Tips to treat persistent cases of chronic diarrhea in pets (Sponsored by Nestle Purina)


Tips to treat persistent cases of chronic diarrhea in pets (Sponsored by Nestle Purina)

Nov 11, 2013

Gastrointestinal disorders are frequently either unrecognized or misdiagnosed. The appropriate recognition of a specific condition and subsequent therapy may resolve the disorder. The purpose of this presentation is to provide important practice tips for diagnosing and managing various gastrointestinal disorders associated with diarrhea.

Figure 1. A basic approach in the work-up and clinical management of a chronic diarrhea case.
Chronic diarrhea is a common complaint, and the potential etiologies are extensive. Parasites, dietary intolerances, metabolic disease, pancreatic disease, bacterial causes, and inflammatory bowel disease are but a few etiologies of chronic diarrhea. Inflammatory bowel disease (IBD) is a common condition diagnosed in dogs and cats; however, it is not a specific disease but rather a term that describes animals having gastrointestinal (GI) signs with histologic evidence of inflammation within the intestine. IBD does not, however, describe the etiology, nor does the extent of inflammatory cells parallel the severity of clinical signs. Before beginning extensive diagnostic tests or obtaining an intestinal biopsy specimen from a patient with chronic diarrhea, there are a few diagnostic tests or trial therapies to consider (Figure 1). Obviously the course of action is predicated, in part, on a good clinical evaluation and based on the severity of the clinical disease.

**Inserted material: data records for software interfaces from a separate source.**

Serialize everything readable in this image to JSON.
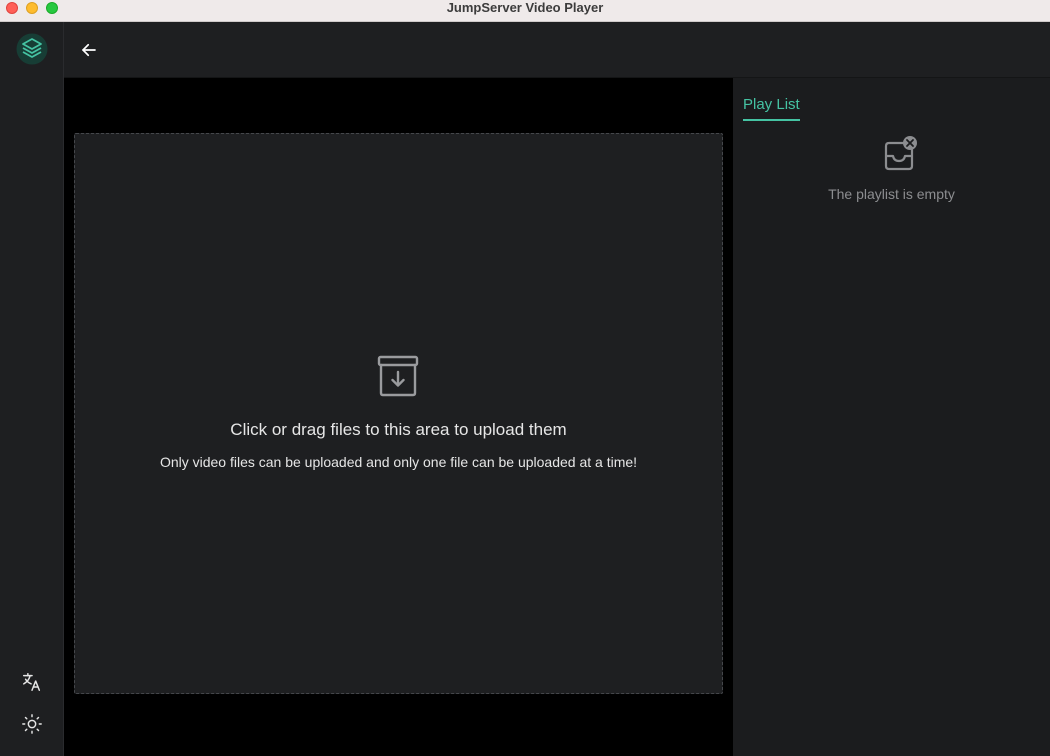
{
  "window": {
    "title": "JumpServer Video Player"
  },
  "theme": {
    "accent": "#45c3a3",
    "background": "#000000",
    "panel": "#1e1f21",
    "text": "#e6e6e6",
    "muted_text": "#8c8d90"
  },
  "sidebar": {
    "logo_icon": "jumpserver-logo-icon",
    "language_icon": "translate-icon",
    "theme_icon": "sun-icon"
  },
  "header": {
    "back_icon": "arrow-left-icon"
  },
  "upload": {
    "icon": "archive-download-icon",
    "title": "Click or drag files to this area to upload them",
    "hint": "Only video files can be uploaded and only one file can be uploaded at a time!"
  },
  "playlist": {
    "tab_label": "Play List",
    "empty_icon": "empty-inbox-icon",
    "empty_text": "The playlist is empty"
  }
}
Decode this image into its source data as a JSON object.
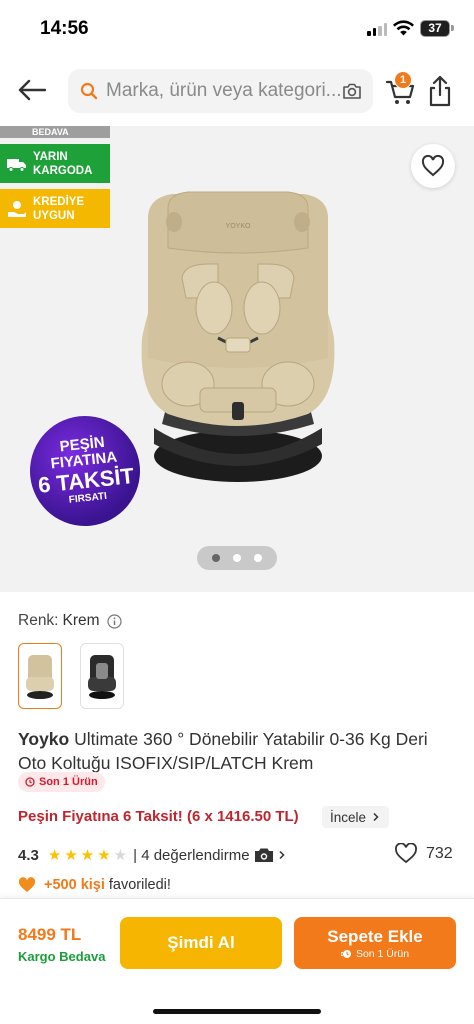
{
  "status_bar": {
    "time": "14:56",
    "battery": "37"
  },
  "header": {
    "search_placeholder": "Marka, ürün veya kategori...",
    "cart_count": "1"
  },
  "gallery": {
    "ribbon_top": "BEDAVA",
    "ribbon_cargo": "YARIN KARGODA",
    "ribbon_credit": "KREDİYE UYGUN",
    "promo": {
      "line1": "PEŞİN",
      "line2": "FIYATINA",
      "line3": "6 TAKSİT",
      "line4": "FIRSATI"
    },
    "page_count": 3,
    "active_page": 1
  },
  "color": {
    "label": "Renk:",
    "value": "Krem"
  },
  "product": {
    "brand": "Yoyko",
    "title": "Ultimate 360 ° Dönebilir Yatabilir 0-36 Kg Deri Oto Koltuğu ISOFIX/SIP/LATCH Krem",
    "tag": "Son 1 Ürün"
  },
  "installment": {
    "text": "Peşin Fiyatına 6 Taksit! (6 x 1416.50 TL)",
    "link": "İncele"
  },
  "rating": {
    "value": "4.3",
    "stars": 4.3,
    "reviews": "| 4 değerlendirme",
    "favorites": "732"
  },
  "favorited": {
    "count": "+500 kişi",
    "text": "favoriledi!"
  },
  "bottom": {
    "price": "8499 TL",
    "cargo": "Kargo Bedava",
    "buy_now": "Şimdi Al",
    "add_to_cart": "Sepete Ekle",
    "add_to_cart_sub": "Son 1 Ürün"
  },
  "colors": {
    "accent": "#f27a1a",
    "buy_now": "#f5b500",
    "cargo_green": "#1fa13a",
    "installment_red": "#c0252f"
  }
}
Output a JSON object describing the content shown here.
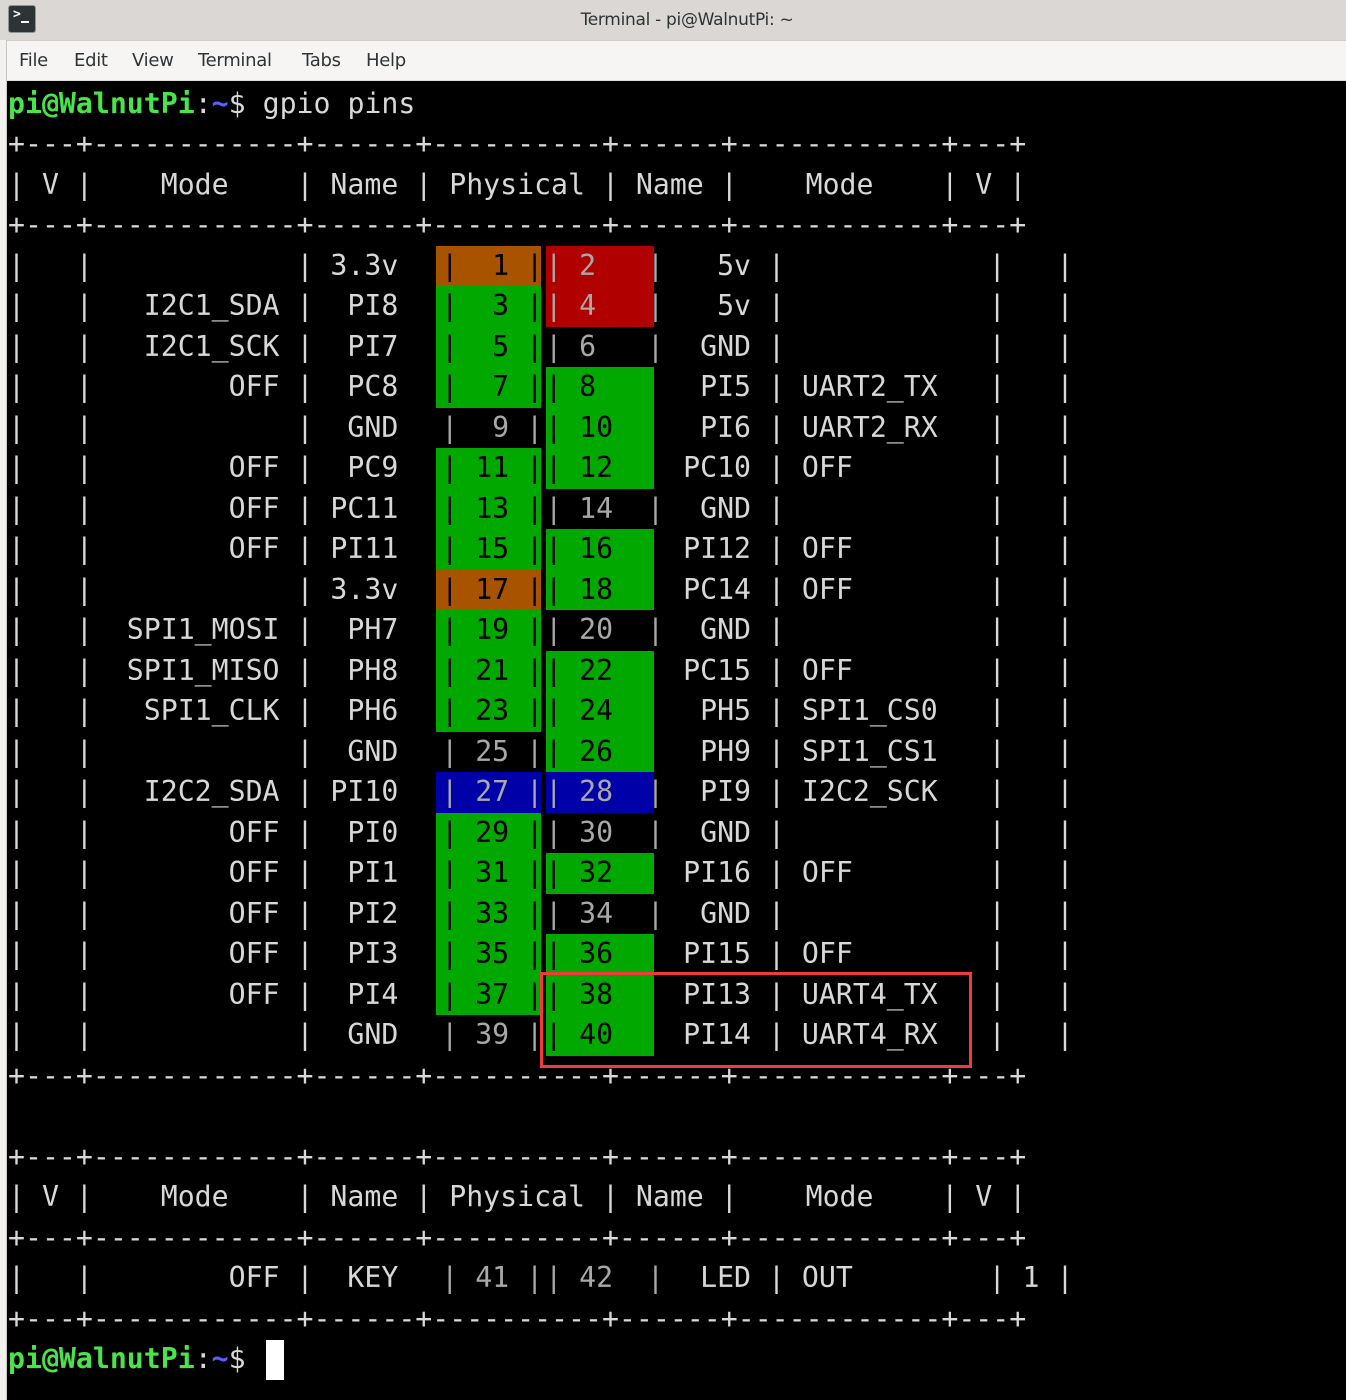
{
  "window": {
    "title": "Terminal - pi@WalnutPi: ~",
    "app_icon": "terminal-icon"
  },
  "menubar": {
    "items": [
      "File",
      "Edit",
      "View",
      "Terminal",
      "Tabs",
      "Help"
    ]
  },
  "prompt": {
    "user_host": "pi@WalnutPi",
    "colon": ":",
    "path": "~",
    "dollar": "$",
    "command": " gpio pins"
  },
  "colors": {
    "power_3v3": "#a85300",
    "power_5v": "#b00000",
    "gpio": "#00a800",
    "i2c": "#0000a8",
    "ground": "#000000",
    "highlight_box": "#ef3b3b",
    "prompt_green": "#4be34b",
    "prompt_blue": "#5c5cff"
  },
  "table": {
    "border": "+---+------------+------+----------+------+------------+---+",
    "headers": [
      "V",
      "Mode",
      "Name",
      "Physical",
      "Name",
      "Mode",
      "V"
    ],
    "rows": [
      {
        "lv": "",
        "lmode": "",
        "lname": "3.3v",
        "lpin": "1",
        "rpin": "2",
        "rname": "5v",
        "rmode": "",
        "rv": "",
        "lcolor": "power_3v3",
        "rcolor": "power_5v"
      },
      {
        "lv": "",
        "lmode": "I2C1_SDA",
        "lname": "PI8",
        "lpin": "3",
        "rpin": "4",
        "rname": "5v",
        "rmode": "",
        "rv": "",
        "lcolor": "gpio",
        "rcolor": "power_5v"
      },
      {
        "lv": "",
        "lmode": "I2C1_SCK",
        "lname": "PI7",
        "lpin": "5",
        "rpin": "6",
        "rname": "GND",
        "rmode": "",
        "rv": "",
        "lcolor": "gpio",
        "rcolor": "ground"
      },
      {
        "lv": "",
        "lmode": "OFF",
        "lname": "PC8",
        "lpin": "7",
        "rpin": "8",
        "rname": "PI5",
        "rmode": "UART2_TX",
        "rv": "",
        "lcolor": "gpio",
        "rcolor": "gpio"
      },
      {
        "lv": "",
        "lmode": "",
        "lname": "GND",
        "lpin": "9",
        "rpin": "10",
        "rname": "PI6",
        "rmode": "UART2_RX",
        "rv": "",
        "lcolor": "ground",
        "rcolor": "gpio"
      },
      {
        "lv": "",
        "lmode": "OFF",
        "lname": "PC9",
        "lpin": "11",
        "rpin": "12",
        "rname": "PC10",
        "rmode": "OFF",
        "rv": "",
        "lcolor": "gpio",
        "rcolor": "gpio"
      },
      {
        "lv": "",
        "lmode": "OFF",
        "lname": "PC11",
        "lpin": "13",
        "rpin": "14",
        "rname": "GND",
        "rmode": "",
        "rv": "",
        "lcolor": "gpio",
        "rcolor": "ground"
      },
      {
        "lv": "",
        "lmode": "OFF",
        "lname": "PI11",
        "lpin": "15",
        "rpin": "16",
        "rname": "PI12",
        "rmode": "OFF",
        "rv": "",
        "lcolor": "gpio",
        "rcolor": "gpio"
      },
      {
        "lv": "",
        "lmode": "",
        "lname": "3.3v",
        "lpin": "17",
        "rpin": "18",
        "rname": "PC14",
        "rmode": "OFF",
        "rv": "",
        "lcolor": "power_3v3",
        "rcolor": "gpio"
      },
      {
        "lv": "",
        "lmode": "SPI1_MOSI",
        "lname": "PH7",
        "lpin": "19",
        "rpin": "20",
        "rname": "GND",
        "rmode": "",
        "rv": "",
        "lcolor": "gpio",
        "rcolor": "ground"
      },
      {
        "lv": "",
        "lmode": "SPI1_MISO",
        "lname": "PH8",
        "lpin": "21",
        "rpin": "22",
        "rname": "PC15",
        "rmode": "OFF",
        "rv": "",
        "lcolor": "gpio",
        "rcolor": "gpio"
      },
      {
        "lv": "",
        "lmode": "SPI1_CLK",
        "lname": "PH6",
        "lpin": "23",
        "rpin": "24",
        "rname": "PH5",
        "rmode": "SPI1_CS0",
        "rv": "",
        "lcolor": "gpio",
        "rcolor": "gpio"
      },
      {
        "lv": "",
        "lmode": "",
        "lname": "GND",
        "lpin": "25",
        "rpin": "26",
        "rname": "PH9",
        "rmode": "SPI1_CS1",
        "rv": "",
        "lcolor": "ground",
        "rcolor": "gpio"
      },
      {
        "lv": "",
        "lmode": "I2C2_SDA",
        "lname": "PI10",
        "lpin": "27",
        "rpin": "28",
        "rname": "PI9",
        "rmode": "I2C2_SCK",
        "rv": "",
        "lcolor": "i2c",
        "rcolor": "i2c"
      },
      {
        "lv": "",
        "lmode": "OFF",
        "lname": "PI0",
        "lpin": "29",
        "rpin": "30",
        "rname": "GND",
        "rmode": "",
        "rv": "",
        "lcolor": "gpio",
        "rcolor": "ground"
      },
      {
        "lv": "",
        "lmode": "OFF",
        "lname": "PI1",
        "lpin": "31",
        "rpin": "32",
        "rname": "PI16",
        "rmode": "OFF",
        "rv": "",
        "lcolor": "gpio",
        "rcolor": "gpio"
      },
      {
        "lv": "",
        "lmode": "OFF",
        "lname": "PI2",
        "lpin": "33",
        "rpin": "34",
        "rname": "GND",
        "rmode": "",
        "rv": "",
        "lcolor": "gpio",
        "rcolor": "ground"
      },
      {
        "lv": "",
        "lmode": "OFF",
        "lname": "PI3",
        "lpin": "35",
        "rpin": "36",
        "rname": "PI15",
        "rmode": "OFF",
        "rv": "",
        "lcolor": "gpio",
        "rcolor": "gpio"
      },
      {
        "lv": "",
        "lmode": "OFF",
        "lname": "PI4",
        "lpin": "37",
        "rpin": "38",
        "rname": "PI13",
        "rmode": "UART4_TX",
        "rv": "",
        "lcolor": "gpio",
        "rcolor": "gpio"
      },
      {
        "lv": "",
        "lmode": "",
        "lname": "GND",
        "lpin": "39",
        "rpin": "40",
        "rname": "PI14",
        "rmode": "UART4_RX",
        "rv": "",
        "lcolor": "ground",
        "rcolor": "gpio"
      }
    ]
  },
  "table2": {
    "rows": [
      {
        "lv": "",
        "lmode": "OFF",
        "lname": "KEY",
        "lpin": "41",
        "rpin": "42",
        "rname": "LED",
        "rmode": "OUT",
        "rv": "1",
        "lcolor": "ground",
        "rcolor": "ground"
      }
    ]
  },
  "annotation": {
    "highlighted_pins": [
      "38",
      "40"
    ],
    "highlighted_names": [
      "PI13",
      "PI14"
    ],
    "highlighted_modes": [
      "UART4_TX",
      "UART4_RX"
    ]
  }
}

Figures 2A-2D. Fecal cytology showing: (A) a Diff-Quik-stained thin fecal smear, (B) normal feces with amorphous debris and mixed bacterial flora, (C) abundant clostridial spores, and (D) many neutrophils.
Every patient with chronic GI signs should have a thorough history, physical examination, complete blood count, serum chemistry profile, urinalysis, and fecal examination performed. In many cases, this initial evaluation will determine if the etiology of the diarrhea is primary GI disease or secondary to other systemic or metabolic disease, or if the diarrhea is predominantly of small bowel or large bowel origin. For example, Addison's disease, liver disease, and renal disease can all be associated with secondary GI involvement. If the initial work-up fails to provide a clue as to the etiology, then begin a specific GI evaluation. The fecal examination should include standard fecal flotation, wet-mount preparation, and stained cytology. A Diff-Quik-stained cytologic slide may reveal such things as neutrophils, eosinophils, fungal organisms, or clostridial spores and may provide clues about the etiology (Figures 2A-2D). This is also the time to classify the patient based on the severity of disease: minimal signs and debilitation or those cases having severe disease obviously requiring an in-depth GI work-up.

For the animal with relatively mild diarrhea without weight loss or debilitation, I prefer to use trial therapy as part of the clinical evaluation. Trial therapy involves antiparasitic therapy, dietary food trials, and antibiotic therapy. If these trial therapies fail to resolve the diarrhea, further GI evaluation is indicated. Additional diagnostic testing may include imaging studies (ultrasonography is preferred, as barium studies are rarely helpful), serology (trypsin-like immunoreactivity, folate, cobalamin), and endoscopy or surgery for intestinal biopsies.